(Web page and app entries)
::::

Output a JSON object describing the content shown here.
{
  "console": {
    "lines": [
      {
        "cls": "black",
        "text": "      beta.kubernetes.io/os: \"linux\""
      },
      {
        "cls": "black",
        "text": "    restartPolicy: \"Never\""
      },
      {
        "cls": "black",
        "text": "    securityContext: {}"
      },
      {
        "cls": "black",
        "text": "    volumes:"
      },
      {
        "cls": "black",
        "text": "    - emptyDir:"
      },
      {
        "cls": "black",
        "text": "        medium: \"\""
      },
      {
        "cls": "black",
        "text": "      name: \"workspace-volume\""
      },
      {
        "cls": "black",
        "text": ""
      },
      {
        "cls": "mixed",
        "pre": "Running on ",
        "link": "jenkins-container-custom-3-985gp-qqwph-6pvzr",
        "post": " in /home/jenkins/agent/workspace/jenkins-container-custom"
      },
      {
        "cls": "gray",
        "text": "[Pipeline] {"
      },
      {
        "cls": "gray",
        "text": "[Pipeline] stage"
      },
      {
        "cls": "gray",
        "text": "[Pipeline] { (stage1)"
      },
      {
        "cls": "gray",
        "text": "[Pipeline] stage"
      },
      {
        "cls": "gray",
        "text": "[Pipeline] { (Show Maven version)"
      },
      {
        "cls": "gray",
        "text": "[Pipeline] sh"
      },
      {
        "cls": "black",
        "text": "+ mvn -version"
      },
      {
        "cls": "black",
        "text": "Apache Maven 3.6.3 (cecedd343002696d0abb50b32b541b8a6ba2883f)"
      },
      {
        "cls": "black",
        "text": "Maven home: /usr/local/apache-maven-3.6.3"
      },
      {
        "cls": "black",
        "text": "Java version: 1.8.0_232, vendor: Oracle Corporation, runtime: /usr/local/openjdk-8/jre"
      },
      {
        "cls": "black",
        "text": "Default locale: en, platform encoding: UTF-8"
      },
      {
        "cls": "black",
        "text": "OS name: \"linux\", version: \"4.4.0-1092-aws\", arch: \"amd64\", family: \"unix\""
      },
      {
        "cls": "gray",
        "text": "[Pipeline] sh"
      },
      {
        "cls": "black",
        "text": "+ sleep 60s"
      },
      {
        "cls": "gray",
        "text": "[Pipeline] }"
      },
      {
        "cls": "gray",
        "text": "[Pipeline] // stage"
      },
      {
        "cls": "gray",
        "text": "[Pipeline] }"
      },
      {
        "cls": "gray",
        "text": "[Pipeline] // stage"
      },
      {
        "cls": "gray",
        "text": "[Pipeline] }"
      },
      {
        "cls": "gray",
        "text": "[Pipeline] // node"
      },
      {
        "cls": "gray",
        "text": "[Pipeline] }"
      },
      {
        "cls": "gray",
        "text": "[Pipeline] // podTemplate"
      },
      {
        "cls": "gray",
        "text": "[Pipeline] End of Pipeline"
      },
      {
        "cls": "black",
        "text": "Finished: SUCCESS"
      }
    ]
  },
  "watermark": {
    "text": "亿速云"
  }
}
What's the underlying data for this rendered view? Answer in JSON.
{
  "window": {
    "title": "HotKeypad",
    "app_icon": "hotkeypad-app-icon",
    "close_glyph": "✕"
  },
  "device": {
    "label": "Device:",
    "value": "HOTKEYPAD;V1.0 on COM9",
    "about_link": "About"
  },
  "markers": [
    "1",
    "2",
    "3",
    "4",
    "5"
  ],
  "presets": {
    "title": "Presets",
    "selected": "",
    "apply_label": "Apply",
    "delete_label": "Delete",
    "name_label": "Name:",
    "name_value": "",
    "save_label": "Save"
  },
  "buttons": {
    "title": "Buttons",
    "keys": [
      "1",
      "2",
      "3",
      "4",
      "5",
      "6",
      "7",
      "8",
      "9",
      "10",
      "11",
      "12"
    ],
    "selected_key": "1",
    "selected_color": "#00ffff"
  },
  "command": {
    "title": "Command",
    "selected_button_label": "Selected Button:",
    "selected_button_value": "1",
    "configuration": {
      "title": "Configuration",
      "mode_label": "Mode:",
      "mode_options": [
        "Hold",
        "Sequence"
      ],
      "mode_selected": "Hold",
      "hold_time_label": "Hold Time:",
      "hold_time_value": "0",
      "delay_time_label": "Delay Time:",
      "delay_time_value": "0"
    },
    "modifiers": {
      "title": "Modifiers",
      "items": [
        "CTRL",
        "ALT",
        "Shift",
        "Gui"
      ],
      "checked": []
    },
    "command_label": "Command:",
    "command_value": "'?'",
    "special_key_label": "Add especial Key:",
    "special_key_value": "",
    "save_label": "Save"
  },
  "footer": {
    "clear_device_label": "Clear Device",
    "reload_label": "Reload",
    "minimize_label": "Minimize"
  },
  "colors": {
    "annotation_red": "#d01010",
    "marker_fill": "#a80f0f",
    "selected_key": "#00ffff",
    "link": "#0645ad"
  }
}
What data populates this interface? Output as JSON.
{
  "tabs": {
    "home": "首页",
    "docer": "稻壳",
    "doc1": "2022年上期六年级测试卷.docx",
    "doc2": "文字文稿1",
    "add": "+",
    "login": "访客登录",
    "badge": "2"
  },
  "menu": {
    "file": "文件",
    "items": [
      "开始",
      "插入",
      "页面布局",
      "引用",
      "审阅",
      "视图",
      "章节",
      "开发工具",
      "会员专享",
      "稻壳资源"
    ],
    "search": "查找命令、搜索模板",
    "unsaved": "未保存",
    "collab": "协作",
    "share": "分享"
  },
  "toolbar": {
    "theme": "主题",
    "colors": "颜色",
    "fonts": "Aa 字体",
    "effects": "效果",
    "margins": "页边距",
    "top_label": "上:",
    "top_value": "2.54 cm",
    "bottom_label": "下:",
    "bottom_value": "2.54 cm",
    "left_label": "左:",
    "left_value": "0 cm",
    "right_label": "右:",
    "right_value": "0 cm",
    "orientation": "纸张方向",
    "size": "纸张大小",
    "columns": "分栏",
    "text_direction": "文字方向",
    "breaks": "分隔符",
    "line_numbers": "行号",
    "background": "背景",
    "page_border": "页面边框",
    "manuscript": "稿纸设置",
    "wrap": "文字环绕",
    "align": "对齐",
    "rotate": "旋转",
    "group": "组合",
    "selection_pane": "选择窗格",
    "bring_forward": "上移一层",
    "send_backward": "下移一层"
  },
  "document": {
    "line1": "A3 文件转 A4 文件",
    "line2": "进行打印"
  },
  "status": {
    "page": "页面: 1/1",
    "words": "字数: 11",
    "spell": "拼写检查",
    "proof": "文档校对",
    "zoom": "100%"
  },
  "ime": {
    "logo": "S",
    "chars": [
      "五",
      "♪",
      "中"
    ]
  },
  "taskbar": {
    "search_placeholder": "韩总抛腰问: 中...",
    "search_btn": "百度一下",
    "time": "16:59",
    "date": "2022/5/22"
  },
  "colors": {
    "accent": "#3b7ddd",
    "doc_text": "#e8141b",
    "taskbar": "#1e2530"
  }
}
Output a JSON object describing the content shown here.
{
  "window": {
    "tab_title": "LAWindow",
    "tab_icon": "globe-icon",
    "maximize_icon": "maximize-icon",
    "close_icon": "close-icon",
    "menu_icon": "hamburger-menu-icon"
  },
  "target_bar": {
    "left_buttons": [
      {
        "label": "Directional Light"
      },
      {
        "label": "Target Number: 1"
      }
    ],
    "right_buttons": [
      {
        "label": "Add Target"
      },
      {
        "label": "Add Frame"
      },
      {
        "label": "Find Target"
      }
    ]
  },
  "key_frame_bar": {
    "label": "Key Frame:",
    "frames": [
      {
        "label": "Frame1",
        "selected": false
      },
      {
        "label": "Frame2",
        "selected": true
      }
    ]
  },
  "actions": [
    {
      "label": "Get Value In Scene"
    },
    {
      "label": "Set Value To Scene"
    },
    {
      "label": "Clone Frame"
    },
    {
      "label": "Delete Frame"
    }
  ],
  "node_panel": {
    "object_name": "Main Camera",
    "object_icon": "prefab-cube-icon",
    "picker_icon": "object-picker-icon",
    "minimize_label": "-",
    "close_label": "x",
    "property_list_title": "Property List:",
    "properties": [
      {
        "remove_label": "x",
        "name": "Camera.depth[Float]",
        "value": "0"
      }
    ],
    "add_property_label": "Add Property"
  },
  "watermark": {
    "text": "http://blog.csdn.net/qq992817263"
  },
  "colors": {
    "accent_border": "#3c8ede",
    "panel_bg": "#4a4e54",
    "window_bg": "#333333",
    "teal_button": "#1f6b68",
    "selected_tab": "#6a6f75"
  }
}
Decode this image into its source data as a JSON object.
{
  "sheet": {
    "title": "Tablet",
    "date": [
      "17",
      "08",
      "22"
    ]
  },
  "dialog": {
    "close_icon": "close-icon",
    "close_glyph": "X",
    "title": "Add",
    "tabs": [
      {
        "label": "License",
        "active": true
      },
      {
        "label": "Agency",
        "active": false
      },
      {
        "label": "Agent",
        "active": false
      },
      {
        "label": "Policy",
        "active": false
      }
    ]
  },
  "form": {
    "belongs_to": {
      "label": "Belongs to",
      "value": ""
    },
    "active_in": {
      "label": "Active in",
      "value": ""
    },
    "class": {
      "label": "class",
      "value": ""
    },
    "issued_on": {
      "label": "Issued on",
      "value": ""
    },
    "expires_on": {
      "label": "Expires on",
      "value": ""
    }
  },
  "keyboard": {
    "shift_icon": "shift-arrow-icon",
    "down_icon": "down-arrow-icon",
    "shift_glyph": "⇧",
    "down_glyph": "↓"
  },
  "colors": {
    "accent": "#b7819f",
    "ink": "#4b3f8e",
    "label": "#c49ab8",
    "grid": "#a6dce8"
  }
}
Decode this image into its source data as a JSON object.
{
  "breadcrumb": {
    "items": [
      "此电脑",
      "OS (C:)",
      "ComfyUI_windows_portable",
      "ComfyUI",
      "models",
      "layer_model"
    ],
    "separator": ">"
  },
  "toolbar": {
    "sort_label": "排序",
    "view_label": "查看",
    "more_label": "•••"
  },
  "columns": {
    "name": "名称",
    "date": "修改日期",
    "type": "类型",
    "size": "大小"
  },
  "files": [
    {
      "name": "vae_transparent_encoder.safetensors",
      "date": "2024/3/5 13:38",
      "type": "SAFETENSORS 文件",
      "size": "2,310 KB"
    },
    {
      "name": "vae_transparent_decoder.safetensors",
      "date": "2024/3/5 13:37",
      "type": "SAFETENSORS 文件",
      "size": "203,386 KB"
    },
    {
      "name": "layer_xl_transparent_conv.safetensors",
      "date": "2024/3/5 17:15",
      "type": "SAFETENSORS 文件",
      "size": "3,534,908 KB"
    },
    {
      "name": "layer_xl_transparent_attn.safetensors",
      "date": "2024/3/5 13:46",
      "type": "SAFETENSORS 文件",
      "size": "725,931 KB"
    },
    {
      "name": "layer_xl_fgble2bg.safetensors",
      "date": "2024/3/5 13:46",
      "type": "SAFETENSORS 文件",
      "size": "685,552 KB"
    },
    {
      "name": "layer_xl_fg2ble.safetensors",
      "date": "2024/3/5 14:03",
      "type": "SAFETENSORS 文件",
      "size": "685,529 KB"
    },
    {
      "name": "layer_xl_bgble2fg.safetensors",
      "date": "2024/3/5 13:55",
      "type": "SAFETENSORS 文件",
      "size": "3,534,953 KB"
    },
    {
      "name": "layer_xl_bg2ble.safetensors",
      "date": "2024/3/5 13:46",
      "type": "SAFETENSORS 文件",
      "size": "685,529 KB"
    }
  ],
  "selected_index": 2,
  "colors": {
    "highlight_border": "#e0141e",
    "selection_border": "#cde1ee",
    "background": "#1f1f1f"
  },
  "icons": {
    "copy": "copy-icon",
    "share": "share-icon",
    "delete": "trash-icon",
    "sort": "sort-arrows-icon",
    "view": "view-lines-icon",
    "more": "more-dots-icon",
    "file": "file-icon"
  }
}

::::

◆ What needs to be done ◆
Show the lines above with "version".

◆ Solution to the exercise ◆
        "text": "[Pipeline] { (Show Maven version)"
        "text": "+ mvn -version"
        "text": "Java version: 1.8.0_232, vendor: Oracle Corporation, runtime: /usr/local/openjdk-8/jre"
        "text": "OS name: \"linux\", version: \"4.4.0-1092-aws\", arch: \"amd64\", family: \"unix\""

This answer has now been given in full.